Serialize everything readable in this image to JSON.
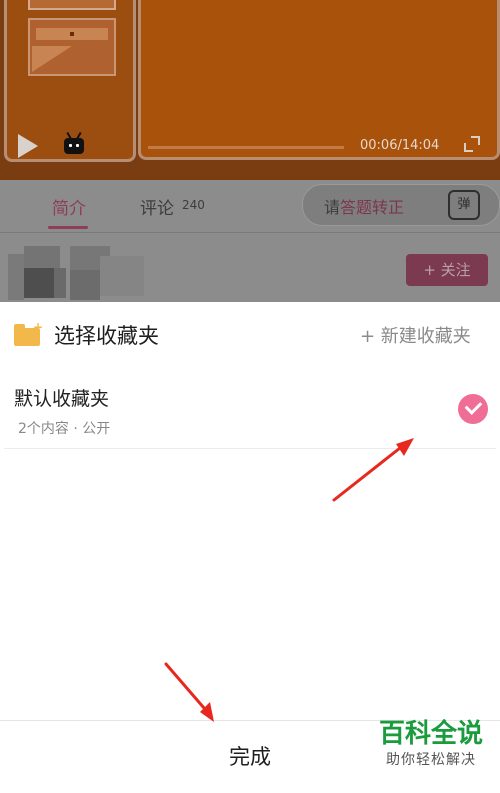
{
  "player": {
    "time": "00:06/14:04"
  },
  "tabs": {
    "intro": "简介",
    "comments": "评论",
    "comments_count": "240"
  },
  "danmaku": {
    "prefix": "请",
    "highlight": "答题转正",
    "button": "弹"
  },
  "follow": {
    "label": "+ 关注"
  },
  "sheet": {
    "title": "选择收藏夹",
    "new_folder": "+ 新建收藏夹",
    "folders": [
      {
        "name": "默认收藏夹",
        "meta": "2个内容 · 公开",
        "selected": true
      }
    ],
    "done": "完成"
  },
  "watermark": {
    "main": "百科全说",
    "sub": "助你轻松解决"
  },
  "colors": {
    "accent_pink": "#f06d95",
    "folder_yellow": "#f3b84a",
    "arrow_red": "#e8281e",
    "watermark_green": "#1a9b3c"
  }
}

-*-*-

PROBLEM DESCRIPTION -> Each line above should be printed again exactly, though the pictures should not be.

SOLUTION ->
Serialize everything readable in this image to JSON.
{
  "player": {
    "time": "00:06/14:04"
  },
  "tabs": {
    "intro": "简介",
    "comments": "评论",
    "comments_count": "240"
  },
  "danmaku": {
    "prefix": "请",
    "highlight": "答题转正",
    "button": "弹"
  },
  "follow": {
    "label": "+ 关注"
  },
  "sheet": {
    "title": "选择收藏夹",
    "new_folder": "+ 新建收藏夹",
    "folders": [
      {
        "name": "默认收藏夹",
        "meta": "2个内容 · 公开",
        "selected": true
      }
    ],
    "done": "完成"
  },
  "watermark": {
    "main": "百科全说",
    "sub": "助你轻松解决"
  },
  "colors": {
    "accent_pink": "#f06d95",
    "folder_yellow": "#f3b84a",
    "arrow_red": "#e8281e",
    "watermark_green": "#1a9b3c"
  }
}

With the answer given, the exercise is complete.